  • Physical examination
  • Blood tests
  • Computerized axial tomography (CT)
  • Carotid ultrasound
  • Magnetic resonance imaging (MRI)
  • Cerebral angiogram
  • Echocardiogram


Emergency stroke treatment depends on whether the patient is suffering from an ischemic stroke, the most common stroke in which an artery becomes blocked, or a hemorrhagic stroke, which creates bleeding into the brain.

Treatment for ischemic stroke

The goal of treatment for an ischemic stroke is to restore blood flow to the brain as quickly as possible.

Emergency treatment options

Emergency medications used to treat ischemic stroke include:

  • Aspirin which reduces likelihood of another stroke occurring by thinning the blood and preventing clots from forming in the blood stream.
  • Intravenous injection of tissue plasminogen activator (tPA) which is a drug given to stroke patients through a vein in the arm to dissolve blood clots that must be injected in less than 4.5 hours after stroke symptoms occur.

Physicians may decide to treat an ischemic stroke with emergency procedures depending on the location of the blood clot.
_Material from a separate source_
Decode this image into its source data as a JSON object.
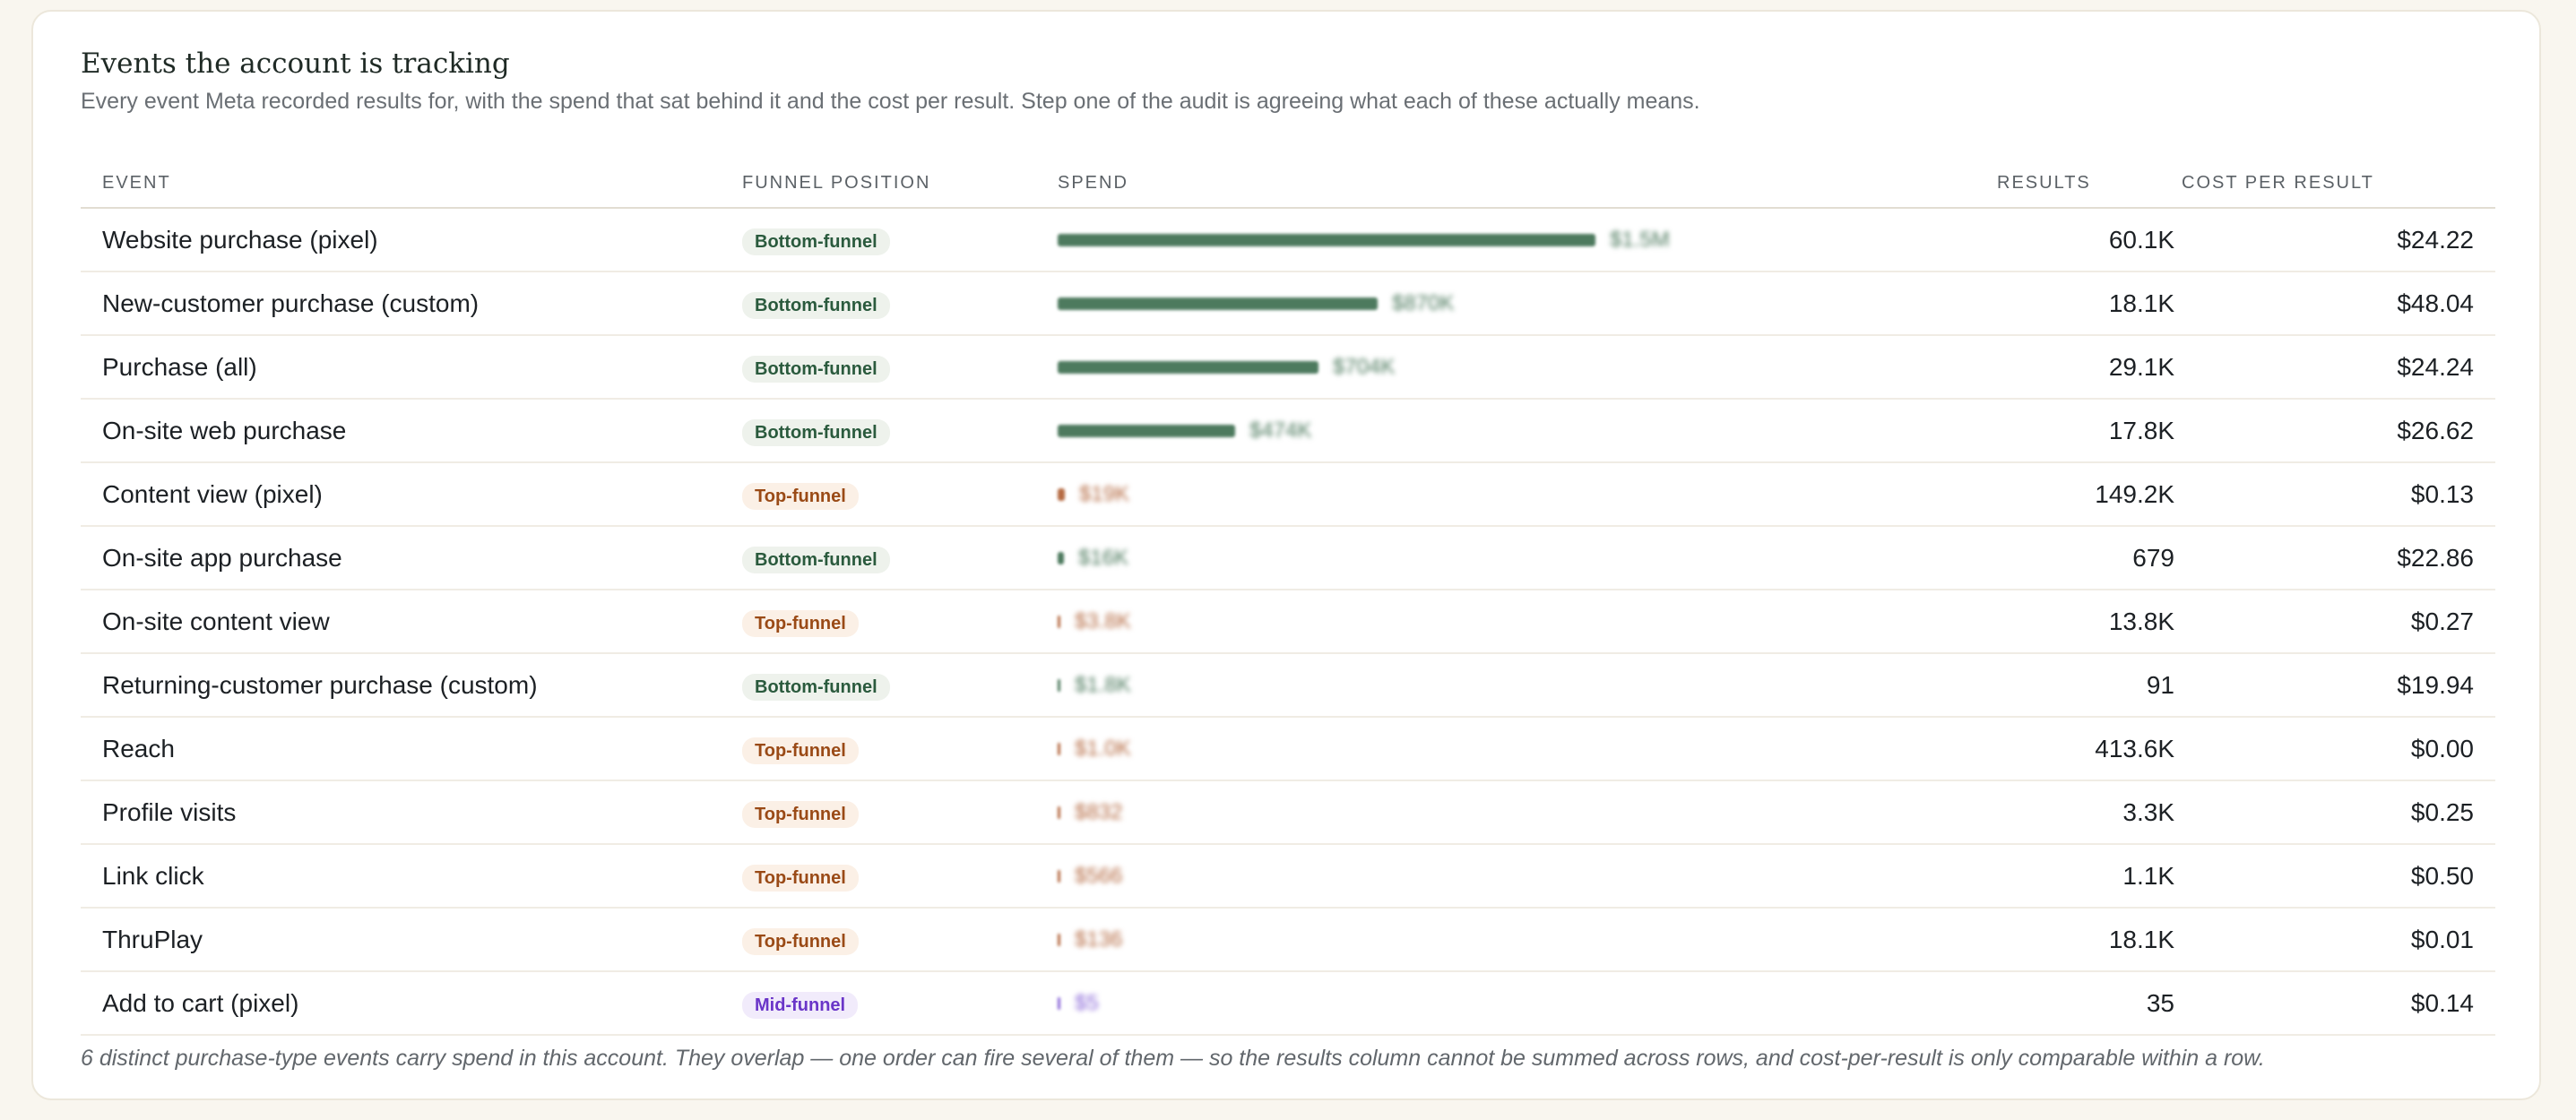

Emergency procedures to treat ischemic stroke include:

  • Medications delivered directly to the brain using a catheter inserted through an artery in the groin that travels up to the brain to administer tissue plasminogen activator (tPA) to the location of the stroke.
  • Mechanical clot removal using a catheter to insert a small device into the brain to break up or remove the blood clot causing the stroke.

Carotid endarterectomy

During a carotid endarterectomy procedure, plaque is surgically removed from the carotid artery to reduce the risk of a ischemic stroke. Angioplasty and stents During an angioplasty procedure, a balloon is used to inflate the narrowed artery, followed by a stent implantation to support the expanded artery.

Treatment for hemorrhagic stroke

The goal of treating a hemorrhagic stroke is to control excessive bleeding and reduce pressure on the brain. A stroke patient may be given drugs to lower blood pressure and intracranial pressure, and to prevent an additional seizure. The following procedures may be performed to repair abnormalities often associated with stroke.

  • Surgical clipping – a small clamp is placed at the base of an aneurysm to stop blood flow and keep the aneurysm from re-bleeding or bursting.
  • Surgical arteriovenous malformation (AVM) removal – an AVM, an abnormal connection between arteries and veins, is removed from the brain to reduce the risk of a rupture and lower the risk of a hemorrhagic stroke.
  • Stereotactic radiosurgery – a minimally invasive procedure administering beams of radiation to repair a vascular malformation.
  • Coiling – a catheter is inserted into an artery in the groin and directed up to the brain. Small coils are then placed into the aneurysm to block blood flow into the aneurysm.
  • Intracranial bypass – surgical bypass of an intracranial blood vessel increases blood flow to an area of the brain or to repair an aneurysm.